▶ _Your assignment_:
Report each line of the data that contains the string "icon".

▶ _Records supplied_:
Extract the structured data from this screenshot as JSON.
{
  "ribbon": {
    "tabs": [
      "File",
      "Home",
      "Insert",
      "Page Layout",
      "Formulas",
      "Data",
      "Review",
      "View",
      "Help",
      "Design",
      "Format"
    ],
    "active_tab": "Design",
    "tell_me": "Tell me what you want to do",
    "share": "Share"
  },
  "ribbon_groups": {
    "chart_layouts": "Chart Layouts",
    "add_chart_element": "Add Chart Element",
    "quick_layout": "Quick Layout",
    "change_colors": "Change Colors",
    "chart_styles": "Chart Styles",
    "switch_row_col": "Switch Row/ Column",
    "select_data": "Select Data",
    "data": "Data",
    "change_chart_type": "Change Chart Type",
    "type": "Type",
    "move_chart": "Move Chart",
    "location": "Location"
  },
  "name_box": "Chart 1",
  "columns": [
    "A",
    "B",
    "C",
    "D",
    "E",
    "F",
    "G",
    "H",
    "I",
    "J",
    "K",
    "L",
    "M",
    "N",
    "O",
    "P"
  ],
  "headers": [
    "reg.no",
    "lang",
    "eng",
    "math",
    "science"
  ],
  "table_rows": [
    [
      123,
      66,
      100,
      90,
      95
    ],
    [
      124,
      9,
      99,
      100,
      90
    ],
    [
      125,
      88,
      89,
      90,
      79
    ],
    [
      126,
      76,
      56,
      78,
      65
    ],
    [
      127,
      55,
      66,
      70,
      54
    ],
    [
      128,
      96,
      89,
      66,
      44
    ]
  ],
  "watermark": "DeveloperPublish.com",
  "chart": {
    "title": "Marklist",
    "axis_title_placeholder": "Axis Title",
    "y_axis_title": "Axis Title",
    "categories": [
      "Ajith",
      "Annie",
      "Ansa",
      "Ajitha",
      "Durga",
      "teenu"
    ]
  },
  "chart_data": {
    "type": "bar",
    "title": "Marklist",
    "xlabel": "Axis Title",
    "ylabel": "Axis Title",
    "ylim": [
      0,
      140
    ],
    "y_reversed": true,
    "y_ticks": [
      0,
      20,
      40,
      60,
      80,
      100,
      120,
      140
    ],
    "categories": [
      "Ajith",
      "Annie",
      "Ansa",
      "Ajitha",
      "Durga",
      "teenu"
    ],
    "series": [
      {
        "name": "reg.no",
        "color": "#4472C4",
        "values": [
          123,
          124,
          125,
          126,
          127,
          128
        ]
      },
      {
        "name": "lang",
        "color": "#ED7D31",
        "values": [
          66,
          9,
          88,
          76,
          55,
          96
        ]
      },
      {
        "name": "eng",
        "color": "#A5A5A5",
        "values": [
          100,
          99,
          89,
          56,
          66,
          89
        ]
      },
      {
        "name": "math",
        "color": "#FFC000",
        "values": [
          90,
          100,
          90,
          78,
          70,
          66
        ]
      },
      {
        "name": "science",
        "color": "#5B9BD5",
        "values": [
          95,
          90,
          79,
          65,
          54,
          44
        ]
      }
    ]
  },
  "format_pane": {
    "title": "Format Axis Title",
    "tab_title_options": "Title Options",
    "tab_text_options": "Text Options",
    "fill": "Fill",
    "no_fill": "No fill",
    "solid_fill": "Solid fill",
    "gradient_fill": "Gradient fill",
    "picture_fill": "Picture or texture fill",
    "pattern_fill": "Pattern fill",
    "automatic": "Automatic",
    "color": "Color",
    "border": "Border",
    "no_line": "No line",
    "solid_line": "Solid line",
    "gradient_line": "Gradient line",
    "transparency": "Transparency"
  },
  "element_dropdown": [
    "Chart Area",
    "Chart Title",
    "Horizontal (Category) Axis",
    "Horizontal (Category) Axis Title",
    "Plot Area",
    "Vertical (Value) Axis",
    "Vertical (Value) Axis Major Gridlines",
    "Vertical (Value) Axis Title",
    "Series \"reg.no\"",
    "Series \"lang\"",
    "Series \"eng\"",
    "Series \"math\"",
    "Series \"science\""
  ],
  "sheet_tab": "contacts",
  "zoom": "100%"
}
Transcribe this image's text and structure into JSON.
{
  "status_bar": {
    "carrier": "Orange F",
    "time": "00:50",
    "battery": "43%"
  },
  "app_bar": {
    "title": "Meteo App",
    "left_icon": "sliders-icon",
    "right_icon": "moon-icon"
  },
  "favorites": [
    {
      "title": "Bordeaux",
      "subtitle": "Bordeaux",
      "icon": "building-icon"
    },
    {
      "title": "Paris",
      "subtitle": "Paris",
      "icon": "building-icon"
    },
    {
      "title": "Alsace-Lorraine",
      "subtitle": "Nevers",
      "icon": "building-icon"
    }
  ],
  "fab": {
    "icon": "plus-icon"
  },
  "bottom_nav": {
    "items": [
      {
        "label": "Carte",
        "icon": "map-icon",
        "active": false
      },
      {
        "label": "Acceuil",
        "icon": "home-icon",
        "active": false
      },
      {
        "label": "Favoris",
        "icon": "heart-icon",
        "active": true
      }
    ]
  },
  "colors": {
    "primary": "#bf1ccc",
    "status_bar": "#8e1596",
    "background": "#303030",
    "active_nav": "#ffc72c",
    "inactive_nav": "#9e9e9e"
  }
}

▶ _Solution to this exercise_:
    "left_icon": "sliders-icon",
    "right_icon": "moon-icon"
      "icon": "building-icon"
      "icon": "building-icon"
      "icon": "building-icon"
    "icon": "plus-icon"
        "icon": "map-icon",
        "icon": "home-icon",
        "icon": "heart-icon",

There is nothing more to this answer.